## WORK REQUEST
Work out how many lines of the data below hold the string "Benkala". Answer with that number alone.

*** Opening RECORDS PROVIDED ***

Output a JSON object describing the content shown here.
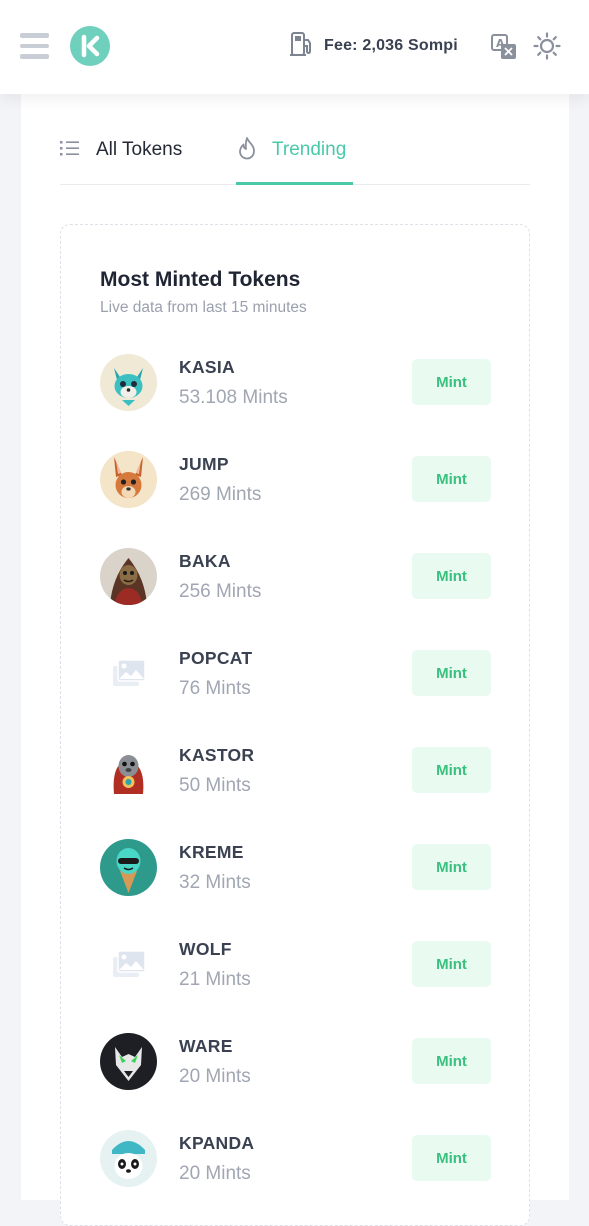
{
  "header": {
    "menu_icon": "hamburger-menu-icon",
    "logo_icon": "kaspa-logo-icon",
    "fee_icon": "gas-pump-icon",
    "fee_label": "Fee: 2,036 Sompi",
    "translate_icon": "translate-icon",
    "theme_icon": "sun-icon"
  },
  "tabs": [
    {
      "label": "All Tokens",
      "icon": "list-icon",
      "active": false
    },
    {
      "label": "Trending",
      "icon": "flame-icon",
      "active": true
    }
  ],
  "colors": {
    "accent": "#49c9a9",
    "mint_button_bg": "#e9fbf1",
    "mint_button_text": "#39c07f"
  },
  "card": {
    "title": "Most Minted Tokens",
    "subtitle": "Live data from last 15 minutes",
    "mint_label": "Mint",
    "tokens": [
      {
        "name": "KASIA",
        "mints": "53.108 Mints",
        "avatar": "fox-avatar"
      },
      {
        "name": "JUMP",
        "mints": "269 Mints",
        "avatar": "kangaroo-avatar"
      },
      {
        "name": "BAKA",
        "mints": "256 Mints",
        "avatar": "hooded-creature-avatar"
      },
      {
        "name": "POPCAT",
        "mints": "76 Mints",
        "avatar": "image-placeholder-icon"
      },
      {
        "name": "KASTOR",
        "mints": "50 Mints",
        "avatar": "beaver-avatar"
      },
      {
        "name": "KREME",
        "mints": "32 Mints",
        "avatar": "ice-cream-avatar"
      },
      {
        "name": "WOLF",
        "mints": "21 Mints",
        "avatar": "image-placeholder-icon"
      },
      {
        "name": "WARE",
        "mints": "20 Mints",
        "avatar": "wolf-avatar"
      },
      {
        "name": "KPANDA",
        "mints": "20 Mints",
        "avatar": "panda-avatar"
      }
    ]
  }
}
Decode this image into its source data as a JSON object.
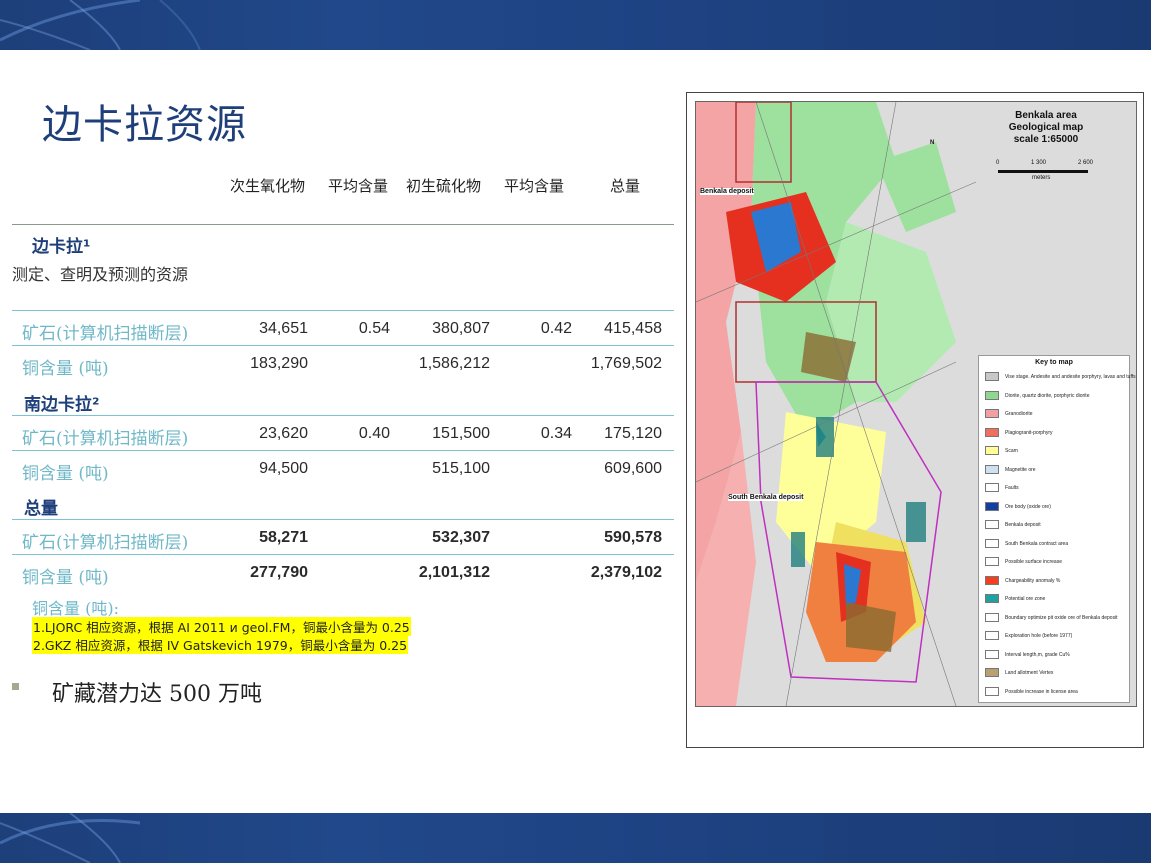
{
  "title": "边卡拉资源",
  "headers": [
    "次生氧化物",
    "平均含量",
    "初生硫化物",
    "平均含量",
    "总量"
  ],
  "sections": [
    {
      "name": "边卡拉¹",
      "subtitle": "测定、查明及预测的资源",
      "rows": [
        {
          "label": "矿石(计算机扫描断层)",
          "values": [
            "34,651",
            "0.54",
            "380,807",
            "0.42",
            "415,458"
          ]
        },
        {
          "label": "铜含量 (吨)",
          "values": [
            "183,290",
            "",
            "1,586,212",
            "",
            "1,769,502"
          ]
        }
      ]
    },
    {
      "name": "南边卡拉²",
      "subtitle": "",
      "rows": [
        {
          "label": "矿石(计算机扫描断层)",
          "values": [
            "23,620",
            "0.40",
            "151,500",
            "0.34",
            "175,120"
          ]
        },
        {
          "label": "铜含量 (吨)",
          "values": [
            "94,500",
            "",
            "515,100",
            "",
            "609,600"
          ]
        }
      ]
    },
    {
      "name": "总量",
      "subtitle": "",
      "rows": [
        {
          "label": "矿石(计算机扫描断层)",
          "values": [
            "58,271",
            "",
            "532,307",
            "",
            "590,578"
          ]
        },
        {
          "label": "铜含量 (吨)",
          "values": [
            "277,790",
            "",
            "2,101,312",
            "",
            "2,379,102"
          ]
        }
      ]
    }
  ],
  "note": "铜含量 (吨):",
  "footnotes": [
    "1.LJORC 相应资源，根据 AI 2011 и geol.FM，铜最小含量为 0.25",
    "2.GKZ 相应资源，根据 IV Gatskevich 1979，铜最小含量为 0.25"
  ],
  "bullet": "矿藏潜力达 500 万吨",
  "map": {
    "title_lines": [
      "Benkala area",
      "Geological map",
      "scale 1:65000"
    ],
    "scale_ticks": [
      "0",
      "1 300",
      "2 600"
    ],
    "scale_unit": "meters",
    "north": "N",
    "label_benkala": "Benkala deposit",
    "label_south": "South Benkala deposit",
    "key_title": "Key to map",
    "key_items": [
      {
        "text": "Vise stage. Andesite and andesite porphyry, lavas and tuffs",
        "color": "#c8c8c8"
      },
      {
        "text": "Diorite, quartz diorite, porphyric diorite",
        "color": "#8fd88f"
      },
      {
        "text": "Granodiorite",
        "color": "#f0a0a0"
      },
      {
        "text": "Plagiogranit-porphyry",
        "color": "#f07060"
      },
      {
        "text": "Scarn",
        "color": "#ffff99"
      },
      {
        "text": "Magnetite ore",
        "color": "#cfe0f0"
      },
      {
        "text": "Faults",
        "color": "#ffffff"
      },
      {
        "text": "Ore body (oxide ore)",
        "color": "#1040a0"
      },
      {
        "text": "Benkala deposit",
        "color": "#ffffff"
      },
      {
        "text": "South Benkala contract area",
        "color": "#ffffff"
      },
      {
        "text": "Possible surface increase",
        "color": "#ffffff"
      },
      {
        "text": "Chargeability anomaly %",
        "color": "#f04020"
      },
      {
        "text": "Potential ore zone",
        "color": "#20a0a0"
      },
      {
        "text": "Boundary optimize pit oxide ore of Benkala deposit",
        "color": "#ffffff"
      },
      {
        "text": "Exploration hole (before 1977)",
        "color": "#ffffff"
      },
      {
        "text": "Interval length,m, grade Cu%",
        "color": "#ffffff"
      },
      {
        "text": "Land allotment Vertex",
        "color": "#b8a070"
      },
      {
        "text": "Possible increase in license area",
        "color": "#ffffff"
      }
    ]
  }
}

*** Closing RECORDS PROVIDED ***

## COMPLETED TASK
6